Have you ever been harassed online? I have. Just for writing pretty innocuous articles for this site that happen to mention feminism, occasionally I'll just get the nastiest stuff thrown at me on Twitter and Facebook. Men will call me the c-word, or flip out if I don't respond to them; sometimes, I've even felt afraid by the attention. Never, however, have I actually come to any harm — and because of this, nothing I've experienced comes even close to the harassment some women have gotten online. Take public radio journalist Amy Guth's account of being threatened by misogynistic trolls last winter: Guth was doxxed, her financial accounts were compromised, and she began receiving disturbing messages over social media — just for, apparently, being the president of the Association for Women Journalists Chicago. It's why Guth is now crowdfunging a documentary web series about the online harassment she and way too many other women receive.
Guth's story is a prime example of the kind of stuff women who speak out online regularly endure. "My studio is surrounded by glass — it’s right in the city center area — and people started tweeting at me pictures of the back of my head," Guth told The Daily Dot. "And then very graphic and sexual rape and death threats started happening. My parents' address, my childhood home, and lots of other very personal information was being tweeted to me while I was on the air. And I like to think that I’m pretty tough, but it bothered me. I felt hunted."
Guth has already met her $48,000 goal for the documentary on Kickstarter, but she's still raising money for the project in the hopes of funding her "reach goals." These reach goals would expand her interviews with women who have been the victims of online harassment across the country.
Online harassment takes a variety of forms, and Guth plans to focus on all of it, with episodes in the still-untitled series focusing on gross racist messages in online dating, cyberbullying, Gamergate, and revenge porn. She so far plans to make at least two seasons of the show, with 11 to 13 episodes each season.
I'm really excited for this project. There genuinely isn't a day that goes by in which I don't see behavior on the internet that disgusts me, from racist comments on news stories to people ganging up on people they disagree with. And apparently, it's something that most of us will experience. While a majority of both men and women have experienced harassment online, apparently young women are especially vulnerable. According to research from the Pew Center, 26 percent of women ages 18 to 24 have been stalked online, and 25 percent have been sexually harassed. This is unacceptable, and yet as has been pointed out time and time again, rarely is this sort of harassment taken seriously.

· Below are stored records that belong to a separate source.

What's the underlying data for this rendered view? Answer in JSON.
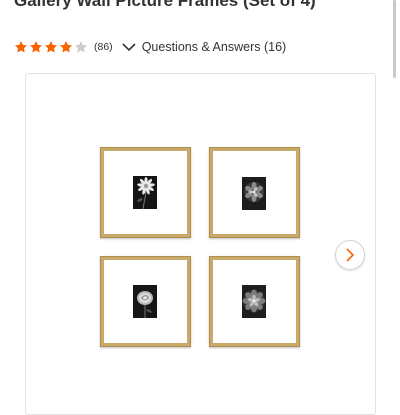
{
  "product": {
    "title": "Gallery Wall Picture Frames (Set of 4)"
  },
  "rating": {
    "stars": 4,
    "max_stars": 5,
    "review_count_label": "(86)",
    "qa_label": "Questions & Answers (16)"
  },
  "gallery": {
    "icons": {
      "next": "chevron-right-icon"
    },
    "frames": [
      {
        "subject": "daisy-flower"
      },
      {
        "subject": "succulent-rosette"
      },
      {
        "subject": "rose-flower"
      },
      {
        "subject": "succulent-rosette"
      }
    ]
  },
  "colors": {
    "accent": "#f96302",
    "star_empty": "#cccccc",
    "frame_gold": "#c9a96a",
    "text": "#333333"
  }
}
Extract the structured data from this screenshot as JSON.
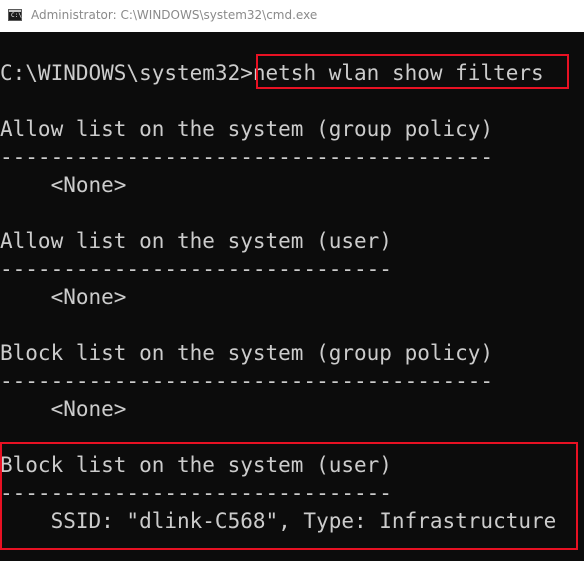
{
  "window": {
    "title": "Administrator: C:\\WINDOWS\\system32\\cmd.exe",
    "icon": "cmd-icon",
    "icon_text": "C:\\_"
  },
  "console": {
    "prompt": "C:\\WINDOWS\\system32>",
    "command": "netsh wlan show filters",
    "lines": [
      "Allow list on the system (group policy)",
      "---------------------------------------",
      "    <None>",
      "Allow list on the system (user)",
      "-------------------------------",
      "    <None>",
      "Block list on the system (group policy)",
      "---------------------------------------",
      "    <None>",
      "Block list on the system (user)",
      "-------------------------------",
      "    SSID: \"dlink-C568\", Type: Infrastructure"
    ]
  },
  "colors": {
    "background": "#0c0c0c",
    "text": "#cccccc",
    "highlight": "#e81123"
  }
}
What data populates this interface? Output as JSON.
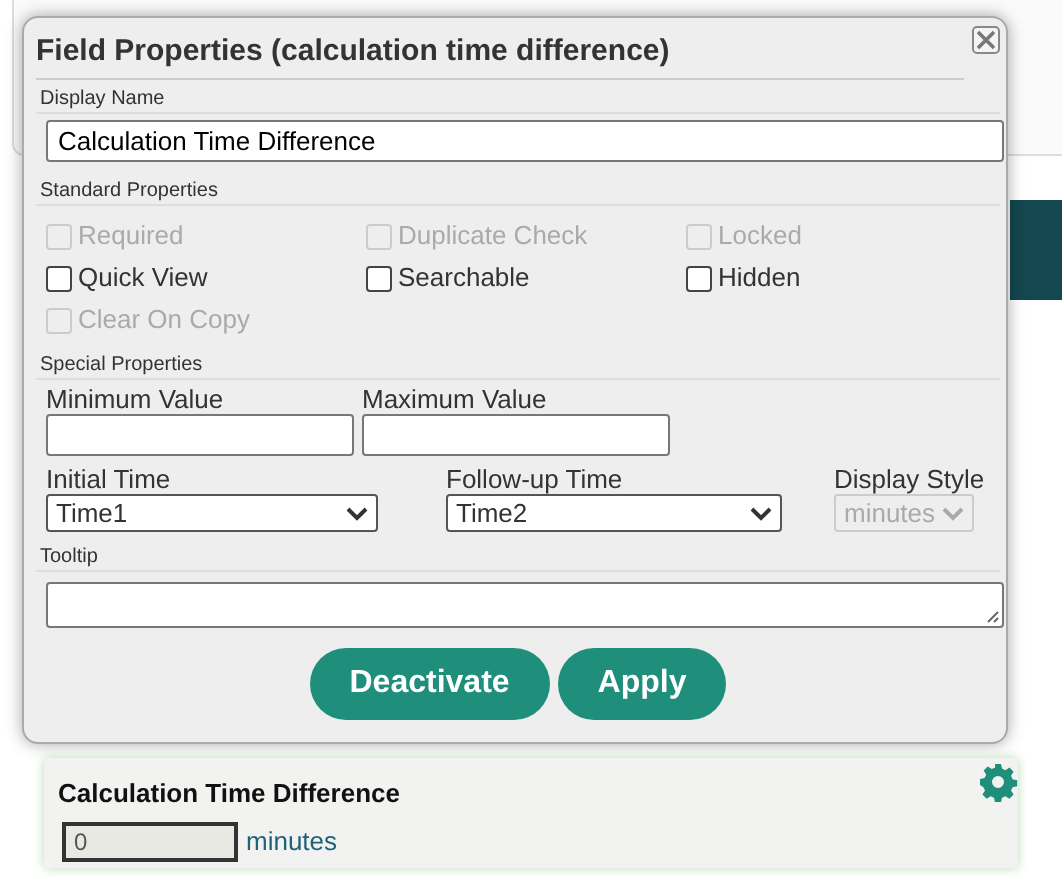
{
  "dialog": {
    "title": "Field Properties (calculation time difference)",
    "display_name": {
      "label": "Display Name",
      "value": "Calculation Time Difference"
    },
    "standard": {
      "label": "Standard Properties",
      "options": [
        {
          "label": "Required",
          "checked": false,
          "disabled": true
        },
        {
          "label": "Duplicate Check",
          "checked": false,
          "disabled": true
        },
        {
          "label": "Locked",
          "checked": false,
          "disabled": true
        },
        {
          "label": "Quick View",
          "checked": false,
          "disabled": false
        },
        {
          "label": "Searchable",
          "checked": false,
          "disabled": false
        },
        {
          "label": "Hidden",
          "checked": false,
          "disabled": false
        },
        {
          "label": "Clear On Copy",
          "checked": false,
          "disabled": true
        }
      ]
    },
    "special": {
      "label": "Special Properties",
      "minimum": {
        "label": "Minimum Value"
      },
      "maximum": {
        "label": "Maximum Value"
      },
      "initial_time": {
        "label": "Initial Time",
        "value": "Time1"
      },
      "followup_time": {
        "label": "Follow-up Time",
        "value": "Time2"
      },
      "display_style": {
        "label": "Display Style",
        "value": "minutes",
        "disabled": true
      }
    },
    "tooltip": {
      "label": "Tooltip"
    },
    "buttons": [
      "Deactivate",
      "Apply"
    ]
  },
  "field_card": {
    "title": "Calculation Time Difference",
    "value": "0",
    "unit": "minutes"
  }
}
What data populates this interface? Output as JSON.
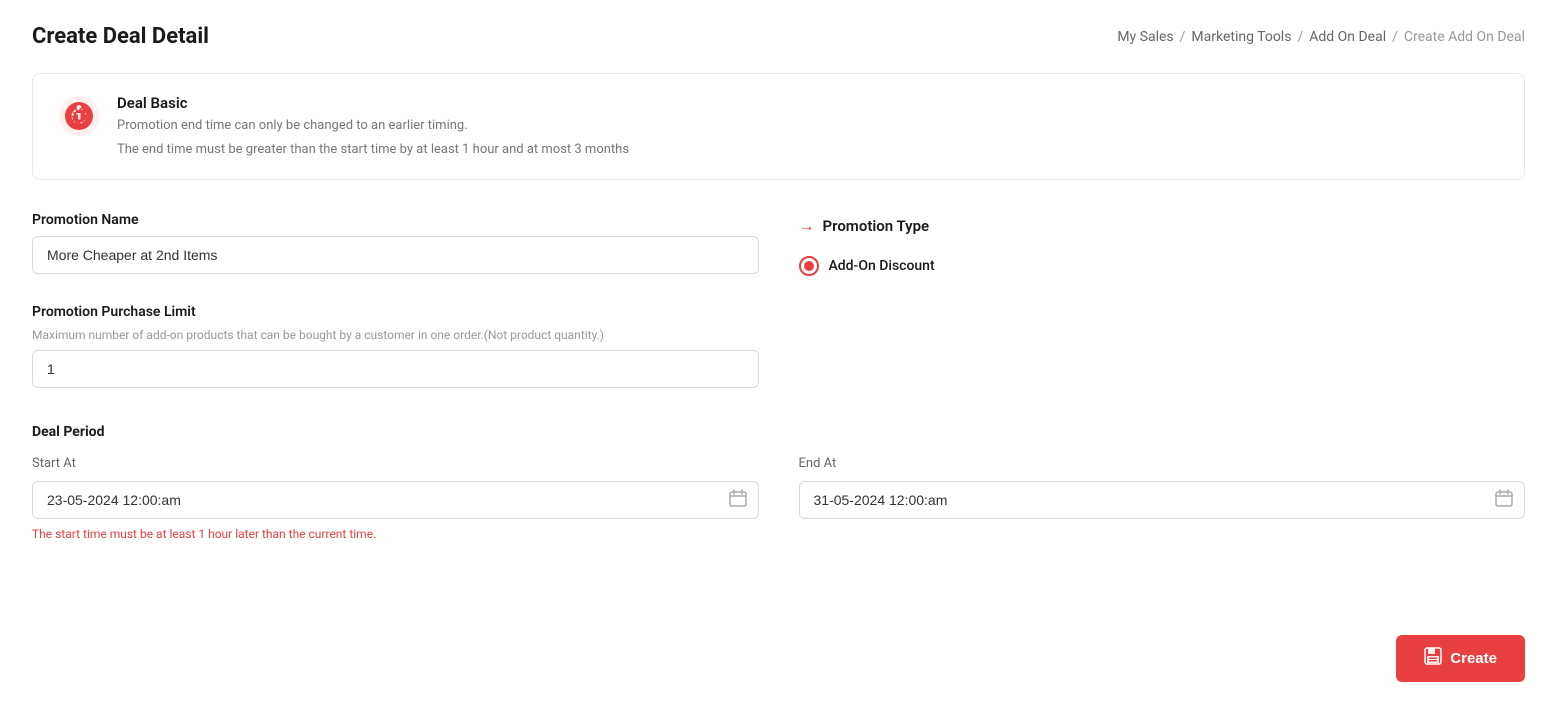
{
  "page": {
    "title": "Create Deal Detail"
  },
  "breadcrumb": {
    "items": [
      {
        "label": "My Sales",
        "active": false
      },
      {
        "label": "Marketing Tools",
        "active": false
      },
      {
        "label": "Add On Deal",
        "active": false
      },
      {
        "label": "Create Add On Deal",
        "active": true
      }
    ],
    "separator": "/"
  },
  "info_box": {
    "title": "Deal Basic",
    "line1": "Promotion end time can only be changed to an earlier timing.",
    "line2": "The end time must be greater than the start time by at least 1 hour and at most 3 months"
  },
  "form": {
    "promotion_name": {
      "label": "Promotion Name",
      "value": "More Cheaper at 2nd Items",
      "placeholder": ""
    },
    "promotion_purchase_limit": {
      "label": "Promotion Purchase Limit",
      "sublabel": "Maximum number of add-on products that can be bought by a customer in one order.(Not product quantity.)",
      "value": "1"
    },
    "promotion_type": {
      "label": "Promotion Type",
      "options": [
        {
          "label": "Add-On Discount",
          "selected": true
        }
      ]
    },
    "deal_period": {
      "label": "Deal Period",
      "start_at": {
        "label": "Start At",
        "value": "23-05-2024 12:00:am"
      },
      "end_at": {
        "label": "End At",
        "value": "31-05-2024 12:00:am"
      },
      "error_text": "The start time must be at least 1 hour later than the current time."
    }
  },
  "buttons": {
    "create": "Create"
  }
}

It's time that changes. Will one web series effect that change? Probably not — but the more we speak up about it, the harder it will be to ignore, and Guth's series can only help add to the strength of our voices.
Head here to donate to Guth's Kickstarter campaign.
Images: Anonymous Account/Flickr